[Data about app and page elements]
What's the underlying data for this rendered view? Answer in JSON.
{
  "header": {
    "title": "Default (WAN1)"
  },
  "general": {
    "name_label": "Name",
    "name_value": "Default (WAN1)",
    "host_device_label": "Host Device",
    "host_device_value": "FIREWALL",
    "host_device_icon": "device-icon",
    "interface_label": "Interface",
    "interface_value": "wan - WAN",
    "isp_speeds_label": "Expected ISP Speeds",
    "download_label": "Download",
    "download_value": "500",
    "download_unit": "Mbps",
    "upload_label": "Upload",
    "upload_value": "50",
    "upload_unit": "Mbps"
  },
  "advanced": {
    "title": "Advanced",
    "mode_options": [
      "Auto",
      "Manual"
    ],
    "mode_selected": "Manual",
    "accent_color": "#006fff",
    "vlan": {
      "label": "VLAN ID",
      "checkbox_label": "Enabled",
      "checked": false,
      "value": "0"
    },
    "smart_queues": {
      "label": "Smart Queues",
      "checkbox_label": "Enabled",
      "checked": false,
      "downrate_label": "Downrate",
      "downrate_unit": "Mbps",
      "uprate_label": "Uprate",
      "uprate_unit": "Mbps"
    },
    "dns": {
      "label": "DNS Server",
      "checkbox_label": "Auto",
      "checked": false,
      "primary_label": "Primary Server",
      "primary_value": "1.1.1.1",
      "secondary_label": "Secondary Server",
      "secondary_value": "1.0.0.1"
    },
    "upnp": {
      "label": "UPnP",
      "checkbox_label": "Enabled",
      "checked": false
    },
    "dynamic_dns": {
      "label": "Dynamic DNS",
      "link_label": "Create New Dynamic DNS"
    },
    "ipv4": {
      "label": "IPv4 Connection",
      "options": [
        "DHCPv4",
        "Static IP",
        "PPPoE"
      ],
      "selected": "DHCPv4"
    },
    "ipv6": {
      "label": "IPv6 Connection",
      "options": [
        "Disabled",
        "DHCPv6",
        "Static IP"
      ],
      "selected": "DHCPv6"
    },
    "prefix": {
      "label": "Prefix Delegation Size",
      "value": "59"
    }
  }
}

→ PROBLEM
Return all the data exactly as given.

→ THE COMPLETED TASK
What's the underlying data for this rendered view? Answer in JSON.
{
  "header": {
    "title": "Default (WAN1)"
  },
  "general": {
    "name_label": "Name",
    "name_value": "Default (WAN1)",
    "host_device_label": "Host Device",
    "host_device_value": "FIREWALL",
    "host_device_icon": "device-icon",
    "interface_label": "Interface",
    "interface_value": "wan - WAN",
    "isp_speeds_label": "Expected ISP Speeds",
    "download_label": "Download",
    "download_value": "500",
    "download_unit": "Mbps",
    "upload_label": "Upload",
    "upload_value": "50",
    "upload_unit": "Mbps"
  },
  "advanced": {
    "title": "Advanced",
    "mode_options": [
      "Auto",
      "Manual"
    ],
    "mode_selected": "Manual",
    "accent_color": "#006fff",
    "vlan": {
      "label": "VLAN ID",
      "checkbox_label": "Enabled",
      "checked": false,
      "value": "0"
    },
    "smart_queues": {
      "label": "Smart Queues",
      "checkbox_label": "Enabled",
      "checked": false,
      "downrate_label": "Downrate",
      "downrate_unit": "Mbps",
      "uprate_label": "Uprate",
      "uprate_unit": "Mbps"
    },
    "dns": {
      "label": "DNS Server",
      "checkbox_label": "Auto",
      "checked": false,
      "primary_label": "Primary Server",
      "primary_value": "1.1.1.1",
      "secondary_label": "Secondary Server",
      "secondary_value": "1.0.0.1"
    },
    "upnp": {
      "label": "UPnP",
      "checkbox_label": "Enabled",
      "checked": false
    },
    "dynamic_dns": {
      "label": "Dynamic DNS",
      "link_label": "Create New Dynamic DNS"
    },
    "ipv4": {
      "label": "IPv4 Connection",
      "options": [
        "DHCPv4",
        "Static IP",
        "PPPoE"
      ],
      "selected": "DHCPv4"
    },
    "ipv6": {
      "label": "IPv6 Connection",
      "options": [
        "Disabled",
        "DHCPv6",
        "Static IP"
      ],
      "selected": "DHCPv6"
    },
    "prefix": {
      "label": "Prefix Delegation Size",
      "value": "59"
    }
  }
}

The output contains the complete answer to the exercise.